◆ **WORK TO COMPLETE**: Copy out the data below. Leave nothing out and alter nothing.

::::::::::

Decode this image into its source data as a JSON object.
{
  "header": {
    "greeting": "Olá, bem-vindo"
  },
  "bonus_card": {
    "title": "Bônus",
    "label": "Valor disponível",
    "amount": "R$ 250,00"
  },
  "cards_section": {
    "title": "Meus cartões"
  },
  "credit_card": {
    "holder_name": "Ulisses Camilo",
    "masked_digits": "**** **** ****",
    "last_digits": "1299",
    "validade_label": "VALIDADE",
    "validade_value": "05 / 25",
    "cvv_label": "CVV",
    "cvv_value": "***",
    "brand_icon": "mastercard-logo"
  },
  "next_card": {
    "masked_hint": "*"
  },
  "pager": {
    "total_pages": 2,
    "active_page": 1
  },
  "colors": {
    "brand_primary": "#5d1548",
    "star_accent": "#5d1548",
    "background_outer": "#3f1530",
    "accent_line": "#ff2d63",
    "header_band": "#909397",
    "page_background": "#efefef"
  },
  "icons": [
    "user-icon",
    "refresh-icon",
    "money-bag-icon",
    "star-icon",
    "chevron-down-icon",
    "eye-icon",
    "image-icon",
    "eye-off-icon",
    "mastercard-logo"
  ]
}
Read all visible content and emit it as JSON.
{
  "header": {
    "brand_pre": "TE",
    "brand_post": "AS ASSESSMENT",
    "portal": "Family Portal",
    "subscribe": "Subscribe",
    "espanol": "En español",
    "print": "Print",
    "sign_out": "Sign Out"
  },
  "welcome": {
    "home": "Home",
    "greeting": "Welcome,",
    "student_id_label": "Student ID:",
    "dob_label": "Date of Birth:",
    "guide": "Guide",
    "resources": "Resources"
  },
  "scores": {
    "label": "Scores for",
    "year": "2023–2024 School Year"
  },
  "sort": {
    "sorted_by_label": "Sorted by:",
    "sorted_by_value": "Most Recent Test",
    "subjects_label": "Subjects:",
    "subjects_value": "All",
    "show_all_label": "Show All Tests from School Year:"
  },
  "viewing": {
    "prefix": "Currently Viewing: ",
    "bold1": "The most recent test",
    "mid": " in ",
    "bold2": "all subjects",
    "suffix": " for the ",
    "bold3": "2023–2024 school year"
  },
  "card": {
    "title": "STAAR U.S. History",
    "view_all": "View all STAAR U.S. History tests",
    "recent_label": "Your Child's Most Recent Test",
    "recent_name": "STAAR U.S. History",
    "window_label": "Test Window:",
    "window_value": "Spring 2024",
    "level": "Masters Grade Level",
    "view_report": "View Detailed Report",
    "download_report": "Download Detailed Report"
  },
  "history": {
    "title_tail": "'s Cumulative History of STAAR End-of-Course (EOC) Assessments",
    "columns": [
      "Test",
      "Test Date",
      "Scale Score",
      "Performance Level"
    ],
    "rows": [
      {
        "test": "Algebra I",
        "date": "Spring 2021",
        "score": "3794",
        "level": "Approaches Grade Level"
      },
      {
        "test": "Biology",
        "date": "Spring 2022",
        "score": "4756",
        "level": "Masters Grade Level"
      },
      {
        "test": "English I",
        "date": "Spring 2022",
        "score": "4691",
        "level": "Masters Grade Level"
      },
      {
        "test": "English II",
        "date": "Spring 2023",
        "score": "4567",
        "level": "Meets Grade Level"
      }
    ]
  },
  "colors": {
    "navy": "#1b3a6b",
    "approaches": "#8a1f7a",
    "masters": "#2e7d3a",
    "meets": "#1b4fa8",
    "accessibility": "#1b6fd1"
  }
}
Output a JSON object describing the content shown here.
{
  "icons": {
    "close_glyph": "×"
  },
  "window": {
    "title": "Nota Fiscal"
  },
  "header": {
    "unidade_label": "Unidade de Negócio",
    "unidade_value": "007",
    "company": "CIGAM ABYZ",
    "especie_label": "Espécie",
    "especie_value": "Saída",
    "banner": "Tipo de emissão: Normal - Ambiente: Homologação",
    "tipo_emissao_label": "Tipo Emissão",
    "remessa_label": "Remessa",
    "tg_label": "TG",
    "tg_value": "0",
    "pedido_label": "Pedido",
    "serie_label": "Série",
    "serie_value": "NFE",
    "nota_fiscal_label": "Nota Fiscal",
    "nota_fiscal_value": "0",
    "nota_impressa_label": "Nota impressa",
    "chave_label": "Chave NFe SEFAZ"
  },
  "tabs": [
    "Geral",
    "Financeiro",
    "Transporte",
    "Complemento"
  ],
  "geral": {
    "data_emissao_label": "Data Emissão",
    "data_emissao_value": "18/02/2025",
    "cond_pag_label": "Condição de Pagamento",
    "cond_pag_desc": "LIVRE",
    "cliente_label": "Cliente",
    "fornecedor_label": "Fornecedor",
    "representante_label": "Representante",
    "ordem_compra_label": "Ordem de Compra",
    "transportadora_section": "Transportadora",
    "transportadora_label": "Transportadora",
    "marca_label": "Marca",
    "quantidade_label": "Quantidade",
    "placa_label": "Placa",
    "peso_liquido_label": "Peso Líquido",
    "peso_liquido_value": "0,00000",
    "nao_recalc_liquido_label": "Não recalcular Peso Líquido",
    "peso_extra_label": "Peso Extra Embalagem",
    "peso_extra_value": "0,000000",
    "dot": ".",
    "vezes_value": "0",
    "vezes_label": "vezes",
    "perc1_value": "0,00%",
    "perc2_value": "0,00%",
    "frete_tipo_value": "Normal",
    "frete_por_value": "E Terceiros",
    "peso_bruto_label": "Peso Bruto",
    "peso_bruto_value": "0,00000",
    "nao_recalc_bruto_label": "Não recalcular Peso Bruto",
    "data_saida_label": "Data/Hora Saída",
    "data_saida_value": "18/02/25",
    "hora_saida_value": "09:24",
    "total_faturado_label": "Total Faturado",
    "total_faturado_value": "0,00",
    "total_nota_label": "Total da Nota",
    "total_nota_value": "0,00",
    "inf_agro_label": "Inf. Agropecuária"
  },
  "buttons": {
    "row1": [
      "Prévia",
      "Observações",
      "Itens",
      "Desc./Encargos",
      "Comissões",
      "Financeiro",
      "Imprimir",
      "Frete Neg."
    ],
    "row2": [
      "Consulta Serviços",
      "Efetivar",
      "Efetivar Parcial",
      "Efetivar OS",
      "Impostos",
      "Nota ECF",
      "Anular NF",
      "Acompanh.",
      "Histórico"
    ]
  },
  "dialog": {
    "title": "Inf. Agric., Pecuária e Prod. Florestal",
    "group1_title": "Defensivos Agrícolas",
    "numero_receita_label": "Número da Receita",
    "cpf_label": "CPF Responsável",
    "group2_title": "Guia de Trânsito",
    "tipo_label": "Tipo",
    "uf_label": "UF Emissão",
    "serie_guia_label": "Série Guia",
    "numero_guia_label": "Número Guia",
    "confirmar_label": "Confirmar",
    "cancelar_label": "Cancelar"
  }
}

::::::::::

◆ **FINISHED TASK**:
Decode this image into its source data as a JSON object.
{
  "header": {
    "greeting": "Olá, bem-vindo"
  },
  "bonus_card": {
    "title": "Bônus",
    "label": "Valor disponível",
    "amount": "R$ 250,00"
  },
  "cards_section": {
    "title": "Meus cartões"
  },
  "credit_card": {
    "holder_name": "Ulisses Camilo",
    "masked_digits": "**** **** ****",
    "last_digits": "1299",
    "validade_label": "VALIDADE",
    "validade_value": "05 / 25",
    "cvv_label": "CVV",
    "cvv_value": "***",
    "brand_icon": "mastercard-logo"
  },
  "next_card": {
    "masked_hint": "*"
  },
  "pager": {
    "total_pages": 2,
    "active_page": 1
  },
  "colors": {
    "brand_primary": "#5d1548",
    "star_accent": "#5d1548",
    "background_outer": "#3f1530",
    "accent_line": "#ff2d63",
    "header_band": "#909397",
    "page_background": "#efefef"
  },
  "icons": [
    "user-icon",
    "refresh-icon",
    "money-bag-icon",
    "star-icon",
    "chevron-down-icon",
    "eye-icon",
    "image-icon",
    "eye-off-icon",
    "mastercard-logo"
  ]
}
Read all visible content and emit it as JSON.
{
  "header": {
    "brand_pre": "TE",
    "brand_post": "AS ASSESSMENT",
    "portal": "Family Portal",
    "subscribe": "Subscribe",
    "espanol": "En español",
    "print": "Print",
    "sign_out": "Sign Out"
  },
  "welcome": {
    "home": "Home",
    "greeting": "Welcome,",
    "student_id_label": "Student ID:",
    "dob_label": "Date of Birth:",
    "guide": "Guide",
    "resources": "Resources"
  },
  "scores": {
    "label": "Scores for",
    "year": "2023–2024 School Year"
  },
  "sort": {
    "sorted_by_label": "Sorted by:",
    "sorted_by_value": "Most Recent Test",
    "subjects_label": "Subjects:",
    "subjects_value": "All",
    "show_all_label": "Show All Tests from School Year:"
  },
  "viewing": {
    "prefix": "Currently Viewing: ",
    "bold1": "The most recent test",
    "mid": " in ",
    "bold2": "all subjects",
    "suffix": " for the ",
    "bold3": "2023–2024 school year"
  },
  "card": {
    "title": "STAAR U.S. History",
    "view_all": "View all STAAR U.S. History tests",
    "recent_label": "Your Child's Most Recent Test",
    "recent_name": "STAAR U.S. History",
    "window_label": "Test Window:",
    "window_value": "Spring 2024",
    "level": "Masters Grade Level",
    "view_report": "View Detailed Report",
    "download_report": "Download Detailed Report"
  },
  "history": {
    "title_tail": "'s Cumulative History of STAAR End-of-Course (EOC) Assessments",
    "columns": [
      "Test",
      "Test Date",
      "Scale Score",
      "Performance Level"
    ],
    "rows": [
      {
        "test": "Algebra I",
        "date": "Spring 2021",
        "score": "3794",
        "level": "Approaches Grade Level"
      },
      {
        "test": "Biology",
        "date": "Spring 2022",
        "score": "4756",
        "level": "Masters Grade Level"
      },
      {
        "test": "English I",
        "date": "Spring 2022",
        "score": "4691",
        "level": "Masters Grade Level"
      },
      {
        "test": "English II",
        "date": "Spring 2023",
        "score": "4567",
        "level": "Meets Grade Level"
      }
    ]
  },
  "colors": {
    "navy": "#1b3a6b",
    "approaches": "#8a1f7a",
    "masters": "#2e7d3a",
    "meets": "#1b4fa8",
    "accessibility": "#1b6fd1"
  }
}
Output a JSON object describing the content shown here.
{
  "icons": {
    "close_glyph": "×"
  },
  "window": {
    "title": "Nota Fiscal"
  },
  "header": {
    "unidade_label": "Unidade de Negócio",
    "unidade_value": "007",
    "company": "CIGAM ABYZ",
    "especie_label": "Espécie",
    "especie_value": "Saída",
    "banner": "Tipo de emissão: Normal - Ambiente: Homologação",
    "tipo_emissao_label": "Tipo Emissão",
    "remessa_label": "Remessa",
    "tg_label": "TG",
    "tg_value": "0",
    "pedido_label": "Pedido",
    "serie_label": "Série",
    "serie_value": "NFE",
    "nota_fiscal_label": "Nota Fiscal",
    "nota_fiscal_value": "0",
    "nota_impressa_label": "Nota impressa",
    "chave_label": "Chave NFe SEFAZ"
  },
  "tabs": [
    "Geral",
    "Financeiro",
    "Transporte",
    "Complemento"
  ],
  "geral": {
    "data_emissao_label": "Data Emissão",
    "data_emissao_value": "18/02/2025",
    "cond_pag_label": "Condição de Pagamento",
    "cond_pag_desc": "LIVRE",
    "cliente_label": "Cliente",
    "fornecedor_label": "Fornecedor",
    "representante_label": "Representante",
    "ordem_compra_label": "Ordem de Compra",
    "transportadora_section": "Transportadora",
    "transportadora_label": "Transportadora",
    "marca_label": "Marca",
    "quantidade_label": "Quantidade",
    "placa_label": "Placa",
    "peso_liquido_label": "Peso Líquido",
    "peso_liquido_value": "0,00000",
    "nao_recalc_liquido_label": "Não recalcular Peso Líquido",
    "peso_extra_label": "Peso Extra Embalagem",
    "peso_extra_value": "0,000000",
    "dot": ".",
    "vezes_value": "0",
    "vezes_label": "vezes",
    "perc1_value": "0,00%",
    "perc2_value": "0,00%",
    "frete_tipo_value": "Normal",
    "frete_por_value": "E Terceiros",
    "peso_bruto_label": "Peso Bruto",
    "peso_bruto_value": "0,00000",
    "nao_recalc_bruto_label": "Não recalcular Peso Bruto",
    "data_saida_label": "Data/Hora Saída",
    "data_saida_value": "18/02/25",
    "hora_saida_value": "09:24",
    "total_faturado_label": "Total Faturado",
    "total_faturado_value": "0,00",
    "total_nota_label": "Total da Nota",
    "total_nota_value": "0,00",
    "inf_agro_label": "Inf. Agropecuária"
  },
  "buttons": {
    "row1": [
      "Prévia",
      "Observações",
      "Itens",
      "Desc./Encargos",
      "Comissões",
      "Financeiro",
      "Imprimir",
      "Frete Neg."
    ],
    "row2": [
      "Consulta Serviços",
      "Efetivar",
      "Efetivar Parcial",
      "Efetivar OS",
      "Impostos",
      "Nota ECF",
      "Anular NF",
      "Acompanh.",
      "Histórico"
    ]
  },
  "dialog": {
    "title": "Inf. Agric., Pecuária e Prod. Florestal",
    "group1_title": "Defensivos Agrícolas",
    "numero_receita_label": "Número da Receita",
    "cpf_label": "CPF Responsável",
    "group2_title": "Guia de Trânsito",
    "tipo_label": "Tipo",
    "uf_label": "UF Emissão",
    "serie_guia_label": "Série Guia",
    "numero_guia_label": "Número Guia",
    "confirmar_label": "Confirmar",
    "cancelar_label": "Cancelar"
  }
}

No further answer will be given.